_Instructions to follow:_ Each line holding the word "title" must appear in the answer, copied from the entries.

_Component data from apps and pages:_

<<<<

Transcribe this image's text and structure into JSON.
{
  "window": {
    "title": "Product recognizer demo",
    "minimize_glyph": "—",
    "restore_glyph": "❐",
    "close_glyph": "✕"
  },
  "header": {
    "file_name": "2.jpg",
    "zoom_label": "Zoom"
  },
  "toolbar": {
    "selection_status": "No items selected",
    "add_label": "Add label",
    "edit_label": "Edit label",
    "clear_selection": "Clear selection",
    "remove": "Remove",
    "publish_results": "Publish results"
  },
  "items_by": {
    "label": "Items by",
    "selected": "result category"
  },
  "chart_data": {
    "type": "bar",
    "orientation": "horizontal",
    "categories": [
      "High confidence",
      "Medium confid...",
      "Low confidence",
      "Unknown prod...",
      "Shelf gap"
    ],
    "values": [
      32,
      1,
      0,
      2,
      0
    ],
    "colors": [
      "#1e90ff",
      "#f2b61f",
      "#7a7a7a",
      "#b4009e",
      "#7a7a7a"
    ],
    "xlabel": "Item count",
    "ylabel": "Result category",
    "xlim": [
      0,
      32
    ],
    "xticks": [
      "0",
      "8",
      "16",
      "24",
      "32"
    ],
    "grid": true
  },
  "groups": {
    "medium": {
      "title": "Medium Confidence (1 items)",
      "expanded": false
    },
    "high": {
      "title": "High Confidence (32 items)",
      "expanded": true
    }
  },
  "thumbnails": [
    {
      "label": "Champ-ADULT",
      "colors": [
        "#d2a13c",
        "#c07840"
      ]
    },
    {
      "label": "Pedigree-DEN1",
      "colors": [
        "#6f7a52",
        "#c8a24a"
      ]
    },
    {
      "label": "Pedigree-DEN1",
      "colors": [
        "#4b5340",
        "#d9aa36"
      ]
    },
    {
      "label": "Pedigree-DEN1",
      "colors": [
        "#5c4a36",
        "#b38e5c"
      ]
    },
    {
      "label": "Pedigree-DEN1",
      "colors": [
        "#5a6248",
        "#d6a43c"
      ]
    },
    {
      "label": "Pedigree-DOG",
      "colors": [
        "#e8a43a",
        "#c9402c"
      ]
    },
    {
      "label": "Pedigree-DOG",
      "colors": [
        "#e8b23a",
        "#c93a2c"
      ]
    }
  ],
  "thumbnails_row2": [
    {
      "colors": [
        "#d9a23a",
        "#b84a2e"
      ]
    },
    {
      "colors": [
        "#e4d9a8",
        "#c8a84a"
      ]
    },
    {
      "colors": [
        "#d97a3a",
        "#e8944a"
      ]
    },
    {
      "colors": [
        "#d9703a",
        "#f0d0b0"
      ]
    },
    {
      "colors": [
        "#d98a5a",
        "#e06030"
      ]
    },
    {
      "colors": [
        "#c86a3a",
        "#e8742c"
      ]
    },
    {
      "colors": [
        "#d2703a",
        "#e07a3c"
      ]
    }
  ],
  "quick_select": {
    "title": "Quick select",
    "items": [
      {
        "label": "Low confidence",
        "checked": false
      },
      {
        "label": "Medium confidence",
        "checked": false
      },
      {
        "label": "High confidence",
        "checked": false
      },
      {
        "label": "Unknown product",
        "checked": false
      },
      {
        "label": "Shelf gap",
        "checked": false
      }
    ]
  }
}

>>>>

_Your solution:_
    "title": "Product recognizer demo",
      "title": "Medium Confidence (1 items)",
      "title": "High Confidence (32 items)",
    "title": "Quick select",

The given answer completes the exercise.